Before Tennessee law changed last year, Street Works was technically breaking the law by distributing drug paraphernalia, but police and city officials turned a blind eye to their operations, possibly out of sympathy for their cause. The new law, signed last May, instructed the Tennessee Department of Health to consider applications for state-sanctioned syringe programs, which, if approved, could operate with impunity and would receive a small amount of government funding. As of today, state officials have approved only three programs: Positively Living in Knoxville; CEMPA in Chattanooga; and Street Works, Tennessee’s largest syringe exchange.
But even the largest exchange still isn’t very large. Street Work's program is little more than a closet of supplies, a modified RV, a cell phone that never stops ringing and two men whose lives have been scarred by addiction. Gooch, the program leader, is a former heroin addict who joined Street Works as a volunteer eight years ago. Crawford, who was hired with state funding three months ago, grew up in a neighborhood seeped in heroin and said he has lost three friends to opioid overdoses in the past year.

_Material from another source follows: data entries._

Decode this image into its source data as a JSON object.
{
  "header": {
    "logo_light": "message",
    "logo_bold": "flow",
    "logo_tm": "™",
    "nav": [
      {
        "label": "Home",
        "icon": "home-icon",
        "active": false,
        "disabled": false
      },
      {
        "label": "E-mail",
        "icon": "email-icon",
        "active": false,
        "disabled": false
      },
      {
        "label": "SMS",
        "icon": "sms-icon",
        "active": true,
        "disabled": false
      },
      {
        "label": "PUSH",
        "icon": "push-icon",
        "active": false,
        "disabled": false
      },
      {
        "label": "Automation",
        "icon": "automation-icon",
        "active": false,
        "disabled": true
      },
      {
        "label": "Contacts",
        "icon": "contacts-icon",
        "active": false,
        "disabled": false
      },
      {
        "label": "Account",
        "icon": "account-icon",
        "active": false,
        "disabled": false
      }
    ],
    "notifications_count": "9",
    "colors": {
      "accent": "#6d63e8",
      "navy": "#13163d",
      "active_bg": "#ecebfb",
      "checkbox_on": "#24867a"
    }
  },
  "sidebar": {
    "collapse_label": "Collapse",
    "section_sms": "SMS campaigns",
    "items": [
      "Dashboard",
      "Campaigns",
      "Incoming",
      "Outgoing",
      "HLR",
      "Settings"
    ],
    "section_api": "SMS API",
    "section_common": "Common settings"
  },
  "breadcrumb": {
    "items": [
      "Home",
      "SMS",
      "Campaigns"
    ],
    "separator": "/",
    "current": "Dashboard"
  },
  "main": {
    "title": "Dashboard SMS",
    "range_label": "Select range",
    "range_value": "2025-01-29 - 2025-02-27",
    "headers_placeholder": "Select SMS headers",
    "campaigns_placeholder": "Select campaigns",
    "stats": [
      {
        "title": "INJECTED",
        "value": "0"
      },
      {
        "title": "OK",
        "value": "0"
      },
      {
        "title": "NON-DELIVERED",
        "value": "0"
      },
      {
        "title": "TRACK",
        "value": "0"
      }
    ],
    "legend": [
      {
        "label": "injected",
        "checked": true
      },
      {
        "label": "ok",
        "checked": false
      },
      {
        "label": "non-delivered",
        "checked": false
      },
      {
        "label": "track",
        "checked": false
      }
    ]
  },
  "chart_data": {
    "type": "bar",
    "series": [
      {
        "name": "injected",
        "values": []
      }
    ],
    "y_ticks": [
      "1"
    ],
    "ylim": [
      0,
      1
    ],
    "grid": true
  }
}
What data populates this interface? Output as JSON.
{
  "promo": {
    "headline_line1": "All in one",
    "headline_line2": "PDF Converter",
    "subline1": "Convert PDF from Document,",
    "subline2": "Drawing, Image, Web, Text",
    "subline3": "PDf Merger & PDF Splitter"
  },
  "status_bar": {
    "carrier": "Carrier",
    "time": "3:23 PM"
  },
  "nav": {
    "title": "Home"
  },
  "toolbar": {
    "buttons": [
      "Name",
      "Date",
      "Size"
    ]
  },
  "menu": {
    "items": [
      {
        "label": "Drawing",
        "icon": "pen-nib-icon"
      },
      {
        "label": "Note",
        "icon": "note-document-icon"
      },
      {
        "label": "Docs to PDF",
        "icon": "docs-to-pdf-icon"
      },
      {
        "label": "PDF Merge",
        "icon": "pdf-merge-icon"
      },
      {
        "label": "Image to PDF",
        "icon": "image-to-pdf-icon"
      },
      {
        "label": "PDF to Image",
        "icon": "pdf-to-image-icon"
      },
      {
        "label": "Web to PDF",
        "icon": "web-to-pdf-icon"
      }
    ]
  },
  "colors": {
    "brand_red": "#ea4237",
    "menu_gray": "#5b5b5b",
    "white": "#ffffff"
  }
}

They both describes Street Works as a calling.
“This doesn’t feel like a job,” Crawford says, as he hands out syringes. “I don’t wake up on Monday and not want to go to work. Most of the time, I don’t want to go home.”
Free HIV test, dose of Narcan
The syringe exchange generally works like this: Addicts call a dedicated phone number to get the location of the RV, which on most days is handing out syringes somewhere in the city. Anyone who visits the RV can also get a free HIV test or a dose of Narcan, an anti-overdose drug.
From Street Work’s clientele, it’s clear the opioid crisis has snaked its tendrils into all walks of life. Many people assume that all addict are jobless or homeless, but Gooch says knows a teacher who would come get clean needles after school. Crawford knows a lawyer who comes to the RV wearing a suit and driving a Mercedes.
“Some of the people come here, then they go to work, and nobody knows,” Crawford said. “It’s more people than you think.”
Now that the program is legal, Street Works can also collect dirty needles, which are delivered to the Metro Public Health Department, who in turns them over to the state. The nonprofit has also begun handing out a Street Works ID card that specifically quote the new law, designed specifically to be show to a police officer in case they try to confiscate the clean needles as paraphernalia.
But legality has come with its own set of challenges too. Street Works received $45,000 of state funding this year, but per the state law the money can’t be spent on syringes or any exchange supplies. And after years of giving out syringes wherever they were needed, the nonprofit is now required to work only in state-approved locations, which must be at least 1,000 feet from all schools and parks. Street Works received approval to give out syringes in the parking lot of its own headquarters just last month.
That’s where the RV was parked on a Friday morning in May when Chris Hall, an addict in need of needles, came knocking.
Hall, who has visited Street Works about seven times over the past year, said he had witnessed how the syringe exchange has evolved from something “clandestine” to a state-sanctioned program. The transformation, he said, was "long overdue."
“The health implications are ludicrously obvious,” Hall said. “Does the state really want to spend $100,000 on somebody’s hep C treatment? Or support these guys a little bit?”